Exercise objective: Copy the entries exactly, leaving out nothing.
== Input data ==
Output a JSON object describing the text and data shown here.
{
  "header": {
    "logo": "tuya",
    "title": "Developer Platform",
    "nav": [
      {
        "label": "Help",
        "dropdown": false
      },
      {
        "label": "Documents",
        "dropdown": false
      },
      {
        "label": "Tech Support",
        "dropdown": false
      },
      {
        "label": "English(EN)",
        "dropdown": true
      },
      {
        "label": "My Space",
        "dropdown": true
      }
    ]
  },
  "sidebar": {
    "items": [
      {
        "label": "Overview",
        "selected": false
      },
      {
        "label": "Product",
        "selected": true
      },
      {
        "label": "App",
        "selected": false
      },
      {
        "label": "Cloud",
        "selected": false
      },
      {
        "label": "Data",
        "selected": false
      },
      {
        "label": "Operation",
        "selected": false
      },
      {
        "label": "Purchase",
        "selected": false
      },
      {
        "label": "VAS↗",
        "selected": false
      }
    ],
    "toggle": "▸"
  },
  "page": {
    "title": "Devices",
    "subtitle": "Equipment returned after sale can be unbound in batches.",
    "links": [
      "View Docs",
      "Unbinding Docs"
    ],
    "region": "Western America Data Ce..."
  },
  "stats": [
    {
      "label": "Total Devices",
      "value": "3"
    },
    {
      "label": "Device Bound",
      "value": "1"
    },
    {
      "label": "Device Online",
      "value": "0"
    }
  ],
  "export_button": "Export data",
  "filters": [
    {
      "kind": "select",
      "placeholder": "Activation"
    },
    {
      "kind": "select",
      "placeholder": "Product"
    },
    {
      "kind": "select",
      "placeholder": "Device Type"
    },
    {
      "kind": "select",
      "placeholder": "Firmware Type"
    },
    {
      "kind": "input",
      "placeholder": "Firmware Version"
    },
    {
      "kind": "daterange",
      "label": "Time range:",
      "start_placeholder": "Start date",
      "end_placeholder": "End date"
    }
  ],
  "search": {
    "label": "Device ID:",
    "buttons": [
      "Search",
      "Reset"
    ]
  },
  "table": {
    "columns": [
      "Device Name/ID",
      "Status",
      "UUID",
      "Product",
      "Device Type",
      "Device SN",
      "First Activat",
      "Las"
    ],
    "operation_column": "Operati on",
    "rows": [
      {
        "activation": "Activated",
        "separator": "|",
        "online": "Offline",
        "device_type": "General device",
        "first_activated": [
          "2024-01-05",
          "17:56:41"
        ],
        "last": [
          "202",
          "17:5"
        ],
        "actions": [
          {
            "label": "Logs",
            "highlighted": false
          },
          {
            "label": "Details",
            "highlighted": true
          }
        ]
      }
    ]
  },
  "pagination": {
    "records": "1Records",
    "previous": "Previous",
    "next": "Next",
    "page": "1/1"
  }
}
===
Completed exercise:
Output a JSON object describing the text and data shown here.
{
  "header": {
    "logo": "tuya",
    "title": "Developer Platform",
    "nav": [
      {
        "label": "Help",
        "dropdown": false
      },
      {
        "label": "Documents",
        "dropdown": false
      },
      {
        "label": "Tech Support",
        "dropdown": false
      },
      {
        "label": "English(EN)",
        "dropdown": true
      },
      {
        "label": "My Space",
        "dropdown": true
      }
    ]
  },
  "sidebar": {
    "items": [
      {
        "label": "Overview",
        "selected": false
      },
      {
        "label": "Product",
        "selected": true
      },
      {
        "label": "App",
        "selected": false
      },
      {
        "label": "Cloud",
        "selected": false
      },
      {
        "label": "Data",
        "selected": false
      },
      {
        "label": "Operation",
        "selected": false
      },
      {
        "label": "Purchase",
        "selected": false
      },
      {
        "label": "VAS↗",
        "selected": false
      }
    ],
    "toggle": "▸"
  },
  "page": {
    "title": "Devices",
    "subtitle": "Equipment returned after sale can be unbound in batches.",
    "links": [
      "View Docs",
      "Unbinding Docs"
    ],
    "region": "Western America Data Ce..."
  },
  "stats": [
    {
      "label": "Total Devices",
      "value": "3"
    },
    {
      "label": "Device Bound",
      "value": "1"
    },
    {
      "label": "Device Online",
      "value": "0"
    }
  ],
  "export_button": "Export data",
  "filters": [
    {
      "kind": "select",
      "placeholder": "Activation"
    },
    {
      "kind": "select",
      "placeholder": "Product"
    },
    {
      "kind": "select",
      "placeholder": "Device Type"
    },
    {
      "kind": "select",
      "placeholder": "Firmware Type"
    },
    {
      "kind": "input",
      "placeholder": "Firmware Version"
    },
    {
      "kind": "daterange",
      "label": "Time range:",
      "start_placeholder": "Start date",
      "end_placeholder": "End date"
    }
  ],
  "search": {
    "label": "Device ID:",
    "buttons": [
      "Search",
      "Reset"
    ]
  },
  "table": {
    "columns": [
      "Device Name/ID",
      "Status",
      "UUID",
      "Product",
      "Device Type",
      "Device SN",
      "First Activat",
      "Las"
    ],
    "operation_column": "Operati on",
    "rows": [
      {
        "activation": "Activated",
        "separator": "|",
        "online": "Offline",
        "device_type": "General device",
        "first_activated": [
          "2024-01-05",
          "17:56:41"
        ],
        "last": [
          "202",
          "17:5"
        ],
        "actions": [
          {
            "label": "Logs",
            "highlighted": false
          },
          {
            "label": "Details",
            "highlighted": true
          }
        ]
      }
    ]
  },
  "pagination": {
    "records": "1Records",
    "previous": "Previous",
    "next": "Next",
    "page": "1/1"
  }
}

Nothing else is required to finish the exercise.